We have seen that Eph 5:22-33 reflects a complex matrix of equality and hierarchy, and we have seen that Paul was commanding wives to submit and husbands to love for evangelistic purposes, concluding that while it was normal for Paul it was not normative for all. Does Gen 2:23-24 require us to change our conclusion? It is what Paul quotes in the end of our passage in Ephesians in support of the relationship of Christ and the church. We should consider what it says and how Paul used it, and, if necessary, alter our conclusion.
First of all, does Paul quote Gen 2:23-24 or v. 24 only? It seems that there is enough support for including v. 23. It is fairly attested, and it is used early by Irenaeus. Genesis 2:24 reads, “Therefore a man leaves his father and his mother and clings to his wife, and they become one flesh” (NRSV). The text follows a poem, which reads, “This at last is bone of my bones and flesh of my flesh . . .” (Gen 2:23, NRSV). At this point in the narrative, Adam has now been given a suitable helper, and she was made from his own body. He said this poem, and then the narrative contains the comment found in v. 24. It is making the point that a man becomes one with his wife, so that they are one unit together. While she was produced out of man, man joins with her to create one being. Paul picks up on this joining and applies it to Christ and the church, which is by extension also applied back to marriage. Christ and the church are understood allegorically based on Gen 2:24; the two have become one flesh.

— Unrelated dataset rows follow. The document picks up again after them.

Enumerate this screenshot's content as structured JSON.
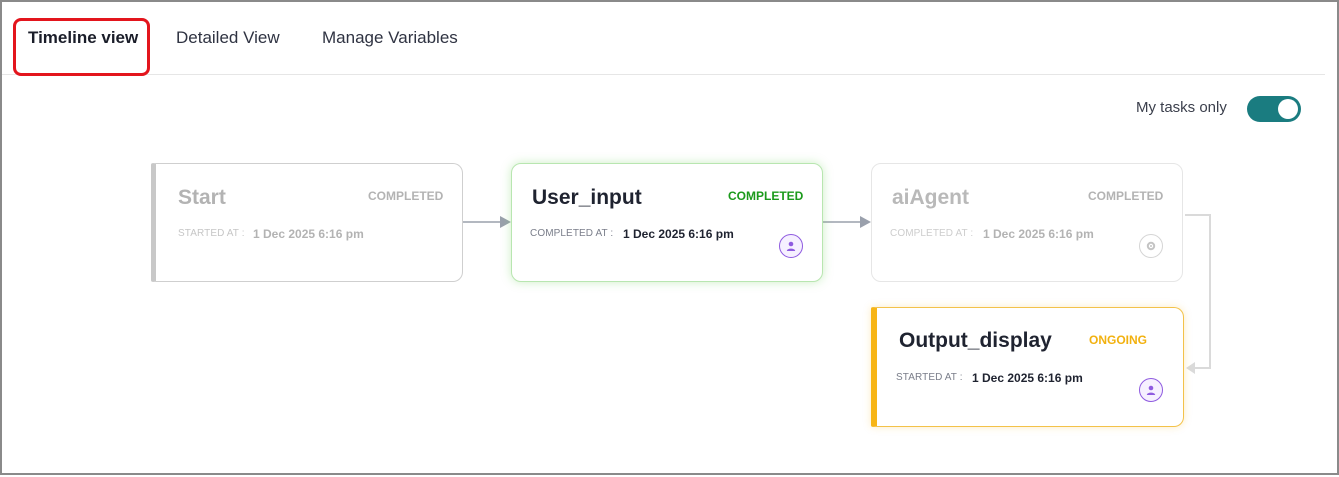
{
  "tabs": [
    {
      "label": "Timeline view",
      "active": true
    },
    {
      "label": "Detailed View",
      "active": false
    },
    {
      "label": "Manage Variables",
      "active": false
    }
  ],
  "filter": {
    "label": "My tasks only",
    "enabled": true,
    "color": "#1a7c80"
  },
  "nodes": [
    {
      "title": "Start",
      "status": "COMPLETED",
      "meta_label": "STARTED AT :",
      "meta_value": "1 Dec 2025 6:16 pm",
      "icon": "none"
    },
    {
      "title": "User_input",
      "status": "COMPLETED",
      "meta_label": "COMPLETED AT :",
      "meta_value": "1 Dec 2025 6:16 pm",
      "icon": "user-icon",
      "status_color": "#1b9a1b"
    },
    {
      "title": "aiAgent",
      "status": "COMPLETED",
      "meta_label": "COMPLETED AT :",
      "meta_value": "1 Dec 2025 6:16 pm",
      "icon": "gear-icon"
    },
    {
      "title": "Output_display",
      "status": "ONGOING",
      "meta_label": "STARTED AT :",
      "meta_value": "1 Dec 2025 6:16 pm",
      "icon": "user-icon",
      "status_color": "#f2b10f"
    }
  ]
}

Now, up until Eph 5:31, there is no talk of “flesh,” but only “body.” Paul states that “we are members of [Christ’s] body” (Eph 5:30, NRSV). Without the words of Gen 2:23, there is a swift and abrupt change from “body” to “flesh.” It is interesting that Irenaeus quotes this section with the words of Gen 2:23, giving it an early attestation. If it is original, it could be explained to be taken out either by accident, skipping from autou at the end of v. 30 and picking up at the autou from the end of the longer variant reading, or intentionally, since it could have been used by later Gnostics and editors who were fighting against Gnosticism took it out. That Irenaeus quotes it despite the Gnostic theology that was present during his time strongly indicates that it was original, for he held to it as pre-dating Gnosticism, and, therefore it was part of Scripture. The context permits the inclusion of this longer reading, the argument seems to require it, and it was held by Irenaeus to be part of the text. If we include it, these extra words soften the abrupt change from “body” to “flesh” by transitioning from “body” to “flesh and bones” to “flesh.” The argument without these extra words stands incomplete, for then the quotation of v. 24 seems to be awkwardly inserted.

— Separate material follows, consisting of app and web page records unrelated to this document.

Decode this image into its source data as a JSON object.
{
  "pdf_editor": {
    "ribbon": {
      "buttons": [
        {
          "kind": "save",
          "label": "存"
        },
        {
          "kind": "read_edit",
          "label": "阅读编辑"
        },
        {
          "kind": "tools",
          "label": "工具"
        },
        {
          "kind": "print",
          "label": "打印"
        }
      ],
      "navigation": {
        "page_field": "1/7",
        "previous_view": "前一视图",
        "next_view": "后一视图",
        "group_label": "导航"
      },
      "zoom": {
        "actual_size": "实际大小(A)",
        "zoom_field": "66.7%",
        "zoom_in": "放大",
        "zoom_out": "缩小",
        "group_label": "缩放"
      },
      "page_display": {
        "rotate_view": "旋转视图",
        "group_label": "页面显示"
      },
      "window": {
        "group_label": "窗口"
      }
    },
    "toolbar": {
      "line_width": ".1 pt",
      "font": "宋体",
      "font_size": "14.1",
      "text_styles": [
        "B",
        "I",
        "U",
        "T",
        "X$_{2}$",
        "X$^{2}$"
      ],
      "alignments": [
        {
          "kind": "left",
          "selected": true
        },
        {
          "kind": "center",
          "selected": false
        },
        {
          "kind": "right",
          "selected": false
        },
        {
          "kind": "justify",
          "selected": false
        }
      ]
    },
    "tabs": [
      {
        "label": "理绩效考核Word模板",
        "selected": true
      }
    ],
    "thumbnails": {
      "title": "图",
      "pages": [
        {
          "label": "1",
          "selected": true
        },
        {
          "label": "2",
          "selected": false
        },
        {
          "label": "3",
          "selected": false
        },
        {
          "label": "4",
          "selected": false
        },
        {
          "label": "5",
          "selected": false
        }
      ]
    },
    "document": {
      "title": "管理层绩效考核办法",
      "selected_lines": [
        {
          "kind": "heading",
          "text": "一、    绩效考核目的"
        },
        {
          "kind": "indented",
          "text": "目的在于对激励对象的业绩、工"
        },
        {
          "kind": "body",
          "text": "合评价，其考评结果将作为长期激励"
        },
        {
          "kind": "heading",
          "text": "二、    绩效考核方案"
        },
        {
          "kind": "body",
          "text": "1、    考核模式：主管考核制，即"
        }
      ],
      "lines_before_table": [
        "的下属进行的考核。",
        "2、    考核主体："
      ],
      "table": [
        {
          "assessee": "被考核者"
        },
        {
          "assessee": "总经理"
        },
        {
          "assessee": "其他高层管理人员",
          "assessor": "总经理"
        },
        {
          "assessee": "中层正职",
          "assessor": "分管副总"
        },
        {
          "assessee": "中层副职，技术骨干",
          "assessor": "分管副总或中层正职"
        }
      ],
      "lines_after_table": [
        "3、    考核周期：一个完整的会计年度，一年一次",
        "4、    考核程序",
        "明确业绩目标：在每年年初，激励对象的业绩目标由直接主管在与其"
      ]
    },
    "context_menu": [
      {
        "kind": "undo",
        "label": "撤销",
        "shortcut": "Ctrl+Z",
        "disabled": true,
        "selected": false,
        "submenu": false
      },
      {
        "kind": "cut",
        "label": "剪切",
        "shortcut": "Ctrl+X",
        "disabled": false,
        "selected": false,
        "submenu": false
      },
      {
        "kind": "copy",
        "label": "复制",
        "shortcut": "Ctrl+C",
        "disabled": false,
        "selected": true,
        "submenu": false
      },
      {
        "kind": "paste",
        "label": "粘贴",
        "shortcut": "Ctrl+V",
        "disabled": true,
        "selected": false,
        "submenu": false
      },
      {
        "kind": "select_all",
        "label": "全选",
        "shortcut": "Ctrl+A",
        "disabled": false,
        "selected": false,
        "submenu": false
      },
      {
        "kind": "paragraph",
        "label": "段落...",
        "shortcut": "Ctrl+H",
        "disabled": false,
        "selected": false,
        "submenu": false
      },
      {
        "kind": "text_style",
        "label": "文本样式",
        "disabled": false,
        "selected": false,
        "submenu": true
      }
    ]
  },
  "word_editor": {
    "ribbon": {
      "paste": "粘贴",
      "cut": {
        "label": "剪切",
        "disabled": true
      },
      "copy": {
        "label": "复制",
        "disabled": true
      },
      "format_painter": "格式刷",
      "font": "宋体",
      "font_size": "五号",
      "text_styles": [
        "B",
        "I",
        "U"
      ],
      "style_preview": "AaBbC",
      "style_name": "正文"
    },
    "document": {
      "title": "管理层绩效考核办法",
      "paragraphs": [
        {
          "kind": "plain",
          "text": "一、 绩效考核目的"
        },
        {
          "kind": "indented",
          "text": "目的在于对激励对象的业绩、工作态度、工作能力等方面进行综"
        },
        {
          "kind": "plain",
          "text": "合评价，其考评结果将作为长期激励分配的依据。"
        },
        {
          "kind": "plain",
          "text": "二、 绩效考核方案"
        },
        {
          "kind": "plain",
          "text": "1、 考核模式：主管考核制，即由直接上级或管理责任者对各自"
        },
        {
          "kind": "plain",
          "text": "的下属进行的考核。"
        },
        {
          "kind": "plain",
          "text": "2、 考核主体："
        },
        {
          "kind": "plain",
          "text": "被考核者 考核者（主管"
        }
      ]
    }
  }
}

It seems, then, that we should include the extra words, so that it would read in this way: “. . . because we are members of his body, from his flesh and from his bones. “For this reason a man will leave his father and mother and be joined to his wife, and the two will become one flesh” (italics are the added text; NRSV).

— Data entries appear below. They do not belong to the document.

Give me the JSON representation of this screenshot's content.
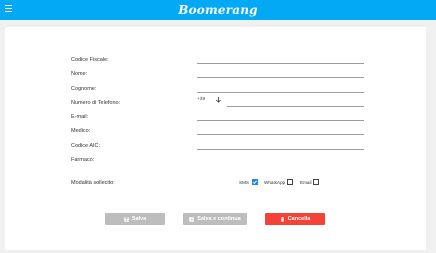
{
  "app": {
    "brand": "Boomerang",
    "menu_icon": "hamburger-menu-icon"
  },
  "form": {
    "fields": [
      {
        "key": "codice_fiscale",
        "label": "Codice Fiscale:",
        "value": ""
      },
      {
        "key": "nome",
        "label": "Nome:",
        "value": ""
      },
      {
        "key": "cognome",
        "label": "Cognome:",
        "value": ""
      },
      {
        "key": "telefono",
        "label": "Numero di Telefono:",
        "prefix": "+39",
        "value": ""
      },
      {
        "key": "email",
        "label": "E-mail:",
        "value": ""
      },
      {
        "key": "medico",
        "label": "Medico:",
        "value": ""
      },
      {
        "key": "aic",
        "label": "Codice AIC:",
        "value": ""
      },
      {
        "key": "farmaco",
        "label": "Farmaco:",
        "value": ""
      }
    ],
    "reminder": {
      "label": "Modalità sollecito:",
      "options": [
        {
          "label": "SMS",
          "checked": true
        },
        {
          "label": "WhatsApp",
          "checked": false
        },
        {
          "label": "Email",
          "checked": false
        }
      ]
    }
  },
  "actions": {
    "save_label": "Salva",
    "save_continue_label": "Salva e continua",
    "cancel_label": "Cancella"
  },
  "colors": {
    "header": "#03a9f4",
    "danger": "#f44336",
    "disabled": "#bdbdbd",
    "checkbox_checked": "#1e88e5"
  }
}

Now what? Paul is arguing that while the wife came from the husband’s own substance originally, the husband and wife become one unit, and therefore, they operate as such. Issues of power and authority are drained from the situation. In marriage, the husband and wife are equals, they are part of the same unit, and they work together. This relationship is understood between Christ and the church as seen in Gen 2:23-24, albeit allegorically. Christ is understood to be the husband in Gen 2:23-24. The church comes from Christ, but then the two are united into one flesh. The emphasis rests on the unity of the two in the one new person. By comparison, as a result of this unity, the husband is required to love, not rule, domineer, or master, his wife, just as Christ cares for the church. This unity between Christ and the church is a mystery according to Paul. It’s not that it is incomprehensible, but rather, it’s a matter of revelation. Even though they are one person, Christ is still the head. However, there is no emphasis given on the authority of the head over the body. Instead, the emphasis is on nurturing and caring for the body on the part of the head. While the husband is the head, by way of analogy, and he is responsible for caring for his wife, the two are joined together in one flesh. In the marital relationship, they are equals, for they are one.
In conclusion, Paul’s use of Gen 2:23-24 supports equality, not hierarchy. But Paul still supported patriarchy. Therefore, even though Paul understood equality or unity in marriage, something else was going on that spurred him on to command wives to submit to their husbands. The biblical understanding for Paul was equality in marriage, but to meet the needs of evangelism, the proclamatory purpose, he commands the wives to submit. He was meeting the needs of particular circumstances. The general, timeless theological principle, however, rests on Gen 2:23-24, which emphasizes unity. And there is yet another timeless principle: evangelistic concerns take precedence over individual rights. When necessary, but not to the detriment of the individual, certain rights ought to be given up if it will benefit the message of the gospel. Even still, Paul’s command for wives to submit must be read alongside of Paul’s command for husbands to love. The two commands go hand-in-hand as a paired effort in the marriage relationship to effectively communicate the proclamation to the rulers and authorities.